One of the bits of information I'm interested in is whether a particular celestial object is visible in the sky or not. Given an observer's latitude, longitude and elevation and an object's right ascension and declination it becomes a straightforward calculation.Continue Reading...
I met Amalia at the Thessaloniki Pythess (Python) meetup (at which I gave one awkward english presentation) which had migrated to a lounge under the Archaeological Museum of Thessaloniki. I thought the museum looked pretty cool, so I decided I would go the next day. I propositioned the group to see if anyone else was interested in joining me, Amalia was the only one brave enough to to say so.
We spent a few good hours at the museum and various other historical points of interest around the city. While walking down some buzzing, narrow street Amalia told me a great story about how it is that Greeks came to find themselves in Greece:Continue Reading...
Here I am in Istanbul (not Constantinople) the city on the Bosporus, the ribbon of land separating Europe from Asia and the Black sea from the Sea of Marmara and thus the Aegean to the East. As my plane glided downward and spiraled towards the glittering city I thought about the Golden Fleece and if it had seen a similar view on it's journey from Greece to Turkey 3 thousand years ago.Continue Reading...

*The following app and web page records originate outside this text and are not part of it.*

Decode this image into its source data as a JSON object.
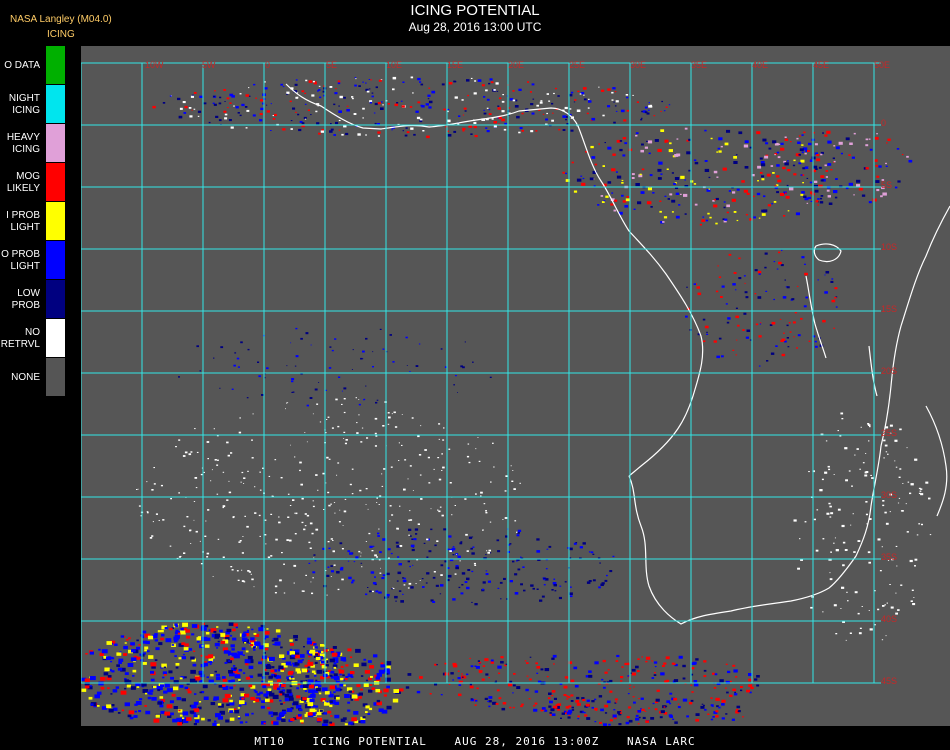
{
  "header": {
    "source": "NASA Langley (M04.0)",
    "product": "ICING",
    "title": "ICING POTENTIAL",
    "datetime": "Aug 28, 2016 13:00 UTC"
  },
  "legend": [
    {
      "label": "O DATA",
      "color": "#00b000"
    },
    {
      "label": "NIGHT\nICING",
      "color": "#00e5ee"
    },
    {
      "label": "HEAVY\nICING",
      "color": "#e0a0d8"
    },
    {
      "label": "MOG\nLIKELY",
      "color": "#ff0000"
    },
    {
      "label": "I PROB\nLIGHT",
      "color": "#ffff00"
    },
    {
      "label": "O PROB\nLIGHT",
      "color": "#0000ff"
    },
    {
      "label": "LOW\nPROB",
      "color": "#000080"
    },
    {
      "label": "NO\nRETRVL",
      "color": "#ffffff"
    },
    {
      "label": "NONE",
      "color": "#555555"
    }
  ],
  "map": {
    "background": "#565656",
    "grid_color": "#33e6e6",
    "coast_color": "#ffffff",
    "top_labels": [
      "10W",
      "5W",
      "0",
      "5E",
      "10E",
      "15E",
      "20E",
      "25E",
      "30E",
      "35E",
      "40E",
      "45E",
      "50E"
    ],
    "right_labels": [
      "0",
      "5S",
      "10S",
      "15S",
      "20S",
      "25S",
      "30S",
      "35S",
      "40S",
      "45S"
    ]
  },
  "footer": {
    "product_code": "MT10",
    "product_name": "ICING POTENTIAL",
    "date": "AUG 28, 2016 13:00Z",
    "agency": "NASA LARC"
  }
}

The goal of GraniteMaps is to provide accurate and educational maps for people participating in outdoor activities, so a large part of the project is creating maps that are pleasing to the eye.
The map displayed in granitemaps is actually two layers: the "base map" and the trail layer. The base map is is responsible for displaying the details of the map's area such as land boundaries, rivers/lakes, major roads and elevation. The trail layer is an overlay of the actual trails and points of interest.Continue Reading...
My coworker recently complained to me how hard it was to find a simple "Hello World" program in AngularJS. I did a google search and found that indeed, all the simplest examples still asked the user to set up a bunch of boilerplate, file structure, etc.
Here is the simplest Hello World in AngularJS I could come up with, and it still shows 2 way binding:Continue Reading...
This will most likely be my last "Photographing X space thing" where X is some object we studied in Observational Astronomy at Cabrillo College. The first was Comet Jacques, a small icy object moving within our solar system. Next up was the beautiful Great Nebula in Orion, a star factory near to us in our own galaxy. Here finally we have the Triangulum Galaxy one of the closest galaxies in our local group.
It was a bit low in the sky, so the photo turned out slightly noisy. Overall, I'm again pleased with the result.
Astronomy 8A at Cabrillo was a great experience and I would recommend it to anyone with even the slightest interest in Astronomy. Hanging out with cool people 3 hours once a week, playing with telescopes, and taking photos on the big one in the dome? Yes please, will do again.